Input records section start

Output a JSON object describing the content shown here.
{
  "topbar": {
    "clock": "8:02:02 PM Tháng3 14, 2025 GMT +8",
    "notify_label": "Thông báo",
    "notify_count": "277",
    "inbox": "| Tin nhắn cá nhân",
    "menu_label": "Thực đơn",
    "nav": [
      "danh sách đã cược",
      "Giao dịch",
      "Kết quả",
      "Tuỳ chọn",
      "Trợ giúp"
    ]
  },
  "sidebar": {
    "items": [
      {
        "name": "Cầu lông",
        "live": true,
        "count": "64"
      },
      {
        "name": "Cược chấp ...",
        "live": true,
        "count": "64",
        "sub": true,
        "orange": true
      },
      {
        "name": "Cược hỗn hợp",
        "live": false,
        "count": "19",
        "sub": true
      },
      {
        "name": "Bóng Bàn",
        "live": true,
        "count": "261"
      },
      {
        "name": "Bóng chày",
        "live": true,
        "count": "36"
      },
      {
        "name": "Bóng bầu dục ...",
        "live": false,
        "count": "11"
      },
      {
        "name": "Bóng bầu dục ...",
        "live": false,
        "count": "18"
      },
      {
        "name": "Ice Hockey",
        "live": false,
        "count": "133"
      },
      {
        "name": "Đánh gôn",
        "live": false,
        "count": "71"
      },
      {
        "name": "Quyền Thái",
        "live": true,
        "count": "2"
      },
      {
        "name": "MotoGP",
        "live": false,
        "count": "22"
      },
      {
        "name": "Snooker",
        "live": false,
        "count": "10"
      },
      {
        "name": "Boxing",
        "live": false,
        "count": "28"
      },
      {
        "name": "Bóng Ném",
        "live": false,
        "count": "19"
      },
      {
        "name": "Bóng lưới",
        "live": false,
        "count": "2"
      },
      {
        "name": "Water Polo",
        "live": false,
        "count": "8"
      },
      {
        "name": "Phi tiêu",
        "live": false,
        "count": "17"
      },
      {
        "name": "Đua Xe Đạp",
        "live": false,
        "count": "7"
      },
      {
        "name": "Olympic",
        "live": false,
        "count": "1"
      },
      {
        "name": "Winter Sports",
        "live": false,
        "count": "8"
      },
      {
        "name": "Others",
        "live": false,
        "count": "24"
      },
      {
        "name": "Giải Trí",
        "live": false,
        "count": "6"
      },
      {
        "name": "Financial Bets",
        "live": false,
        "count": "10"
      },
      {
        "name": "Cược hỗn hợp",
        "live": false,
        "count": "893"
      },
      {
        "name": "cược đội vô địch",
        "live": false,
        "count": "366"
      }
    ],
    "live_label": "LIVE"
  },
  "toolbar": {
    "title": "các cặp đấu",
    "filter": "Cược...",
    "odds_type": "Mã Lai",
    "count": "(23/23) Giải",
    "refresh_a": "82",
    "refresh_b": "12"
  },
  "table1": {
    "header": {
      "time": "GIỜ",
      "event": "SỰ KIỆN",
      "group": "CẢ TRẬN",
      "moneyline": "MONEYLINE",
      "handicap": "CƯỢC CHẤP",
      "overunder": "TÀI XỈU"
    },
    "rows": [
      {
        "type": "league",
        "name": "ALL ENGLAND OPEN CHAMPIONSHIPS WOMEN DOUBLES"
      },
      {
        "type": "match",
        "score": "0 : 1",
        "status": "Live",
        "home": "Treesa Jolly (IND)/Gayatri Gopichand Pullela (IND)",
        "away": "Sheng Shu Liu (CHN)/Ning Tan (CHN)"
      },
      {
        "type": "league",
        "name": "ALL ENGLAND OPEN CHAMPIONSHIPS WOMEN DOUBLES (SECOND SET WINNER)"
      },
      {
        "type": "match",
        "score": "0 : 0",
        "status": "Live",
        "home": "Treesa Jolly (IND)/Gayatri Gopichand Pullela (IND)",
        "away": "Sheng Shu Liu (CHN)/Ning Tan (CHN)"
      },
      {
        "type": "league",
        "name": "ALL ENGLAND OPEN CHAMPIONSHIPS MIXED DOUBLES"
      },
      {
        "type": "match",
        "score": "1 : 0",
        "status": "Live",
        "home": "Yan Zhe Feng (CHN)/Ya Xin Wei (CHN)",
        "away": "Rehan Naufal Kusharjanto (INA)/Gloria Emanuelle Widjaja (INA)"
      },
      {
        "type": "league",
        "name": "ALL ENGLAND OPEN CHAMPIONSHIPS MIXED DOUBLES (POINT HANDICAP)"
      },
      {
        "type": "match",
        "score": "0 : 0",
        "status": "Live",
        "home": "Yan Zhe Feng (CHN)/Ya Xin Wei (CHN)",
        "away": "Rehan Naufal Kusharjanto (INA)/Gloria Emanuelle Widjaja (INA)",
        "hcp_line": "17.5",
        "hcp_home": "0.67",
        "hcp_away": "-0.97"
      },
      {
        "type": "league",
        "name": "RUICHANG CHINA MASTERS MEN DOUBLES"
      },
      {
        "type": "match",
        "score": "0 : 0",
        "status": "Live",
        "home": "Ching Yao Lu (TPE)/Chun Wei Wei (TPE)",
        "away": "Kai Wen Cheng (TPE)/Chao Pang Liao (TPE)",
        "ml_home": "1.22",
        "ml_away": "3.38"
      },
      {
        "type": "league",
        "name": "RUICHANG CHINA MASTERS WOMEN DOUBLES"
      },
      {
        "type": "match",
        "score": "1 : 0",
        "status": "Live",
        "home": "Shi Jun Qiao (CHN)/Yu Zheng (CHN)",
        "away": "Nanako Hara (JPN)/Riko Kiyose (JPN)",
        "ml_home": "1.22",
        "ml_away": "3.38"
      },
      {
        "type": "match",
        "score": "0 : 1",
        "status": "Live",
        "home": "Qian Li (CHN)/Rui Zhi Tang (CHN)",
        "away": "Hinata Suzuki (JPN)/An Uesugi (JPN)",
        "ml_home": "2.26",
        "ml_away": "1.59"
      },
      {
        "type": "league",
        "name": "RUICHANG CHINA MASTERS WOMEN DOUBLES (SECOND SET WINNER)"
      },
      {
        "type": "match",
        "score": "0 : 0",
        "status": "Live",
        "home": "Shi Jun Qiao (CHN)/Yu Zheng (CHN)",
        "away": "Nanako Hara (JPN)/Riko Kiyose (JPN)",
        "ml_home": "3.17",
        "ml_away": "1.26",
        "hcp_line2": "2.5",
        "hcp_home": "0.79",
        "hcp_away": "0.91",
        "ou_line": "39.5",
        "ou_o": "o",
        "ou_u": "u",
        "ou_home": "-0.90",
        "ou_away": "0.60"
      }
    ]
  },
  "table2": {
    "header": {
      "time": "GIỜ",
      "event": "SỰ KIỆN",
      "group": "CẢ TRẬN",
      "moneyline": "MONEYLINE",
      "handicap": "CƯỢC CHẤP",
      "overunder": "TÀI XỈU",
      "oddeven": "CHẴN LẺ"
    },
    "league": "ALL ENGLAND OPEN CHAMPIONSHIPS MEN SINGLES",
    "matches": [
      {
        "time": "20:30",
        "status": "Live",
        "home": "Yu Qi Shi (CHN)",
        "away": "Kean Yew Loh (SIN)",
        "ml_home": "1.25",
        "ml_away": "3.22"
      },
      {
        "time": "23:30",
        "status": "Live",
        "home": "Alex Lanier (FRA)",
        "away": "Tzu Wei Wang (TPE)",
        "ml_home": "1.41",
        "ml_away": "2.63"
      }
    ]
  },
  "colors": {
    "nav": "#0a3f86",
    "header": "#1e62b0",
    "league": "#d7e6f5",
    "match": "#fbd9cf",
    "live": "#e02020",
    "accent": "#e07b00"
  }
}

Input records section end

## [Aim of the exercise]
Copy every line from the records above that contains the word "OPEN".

## [Answer for the task]
        "name": "ALL ENGLAND OPEN CHAMPIONSHIPS WOMEN DOUBLES"
        "name": "ALL ENGLAND OPEN CHAMPIONSHIPS WOMEN DOUBLES (SECOND SET WINNER)"
        "name": "ALL ENGLAND OPEN CHAMPIONSHIPS MIXED DOUBLES"
        "name": "ALL ENGLAND OPEN CHAMPIONSHIPS MIXED DOUBLES (POINT HANDICAP)"
    "league": "ALL ENGLAND OPEN CHAMPIONSHIPS MEN SINGLES",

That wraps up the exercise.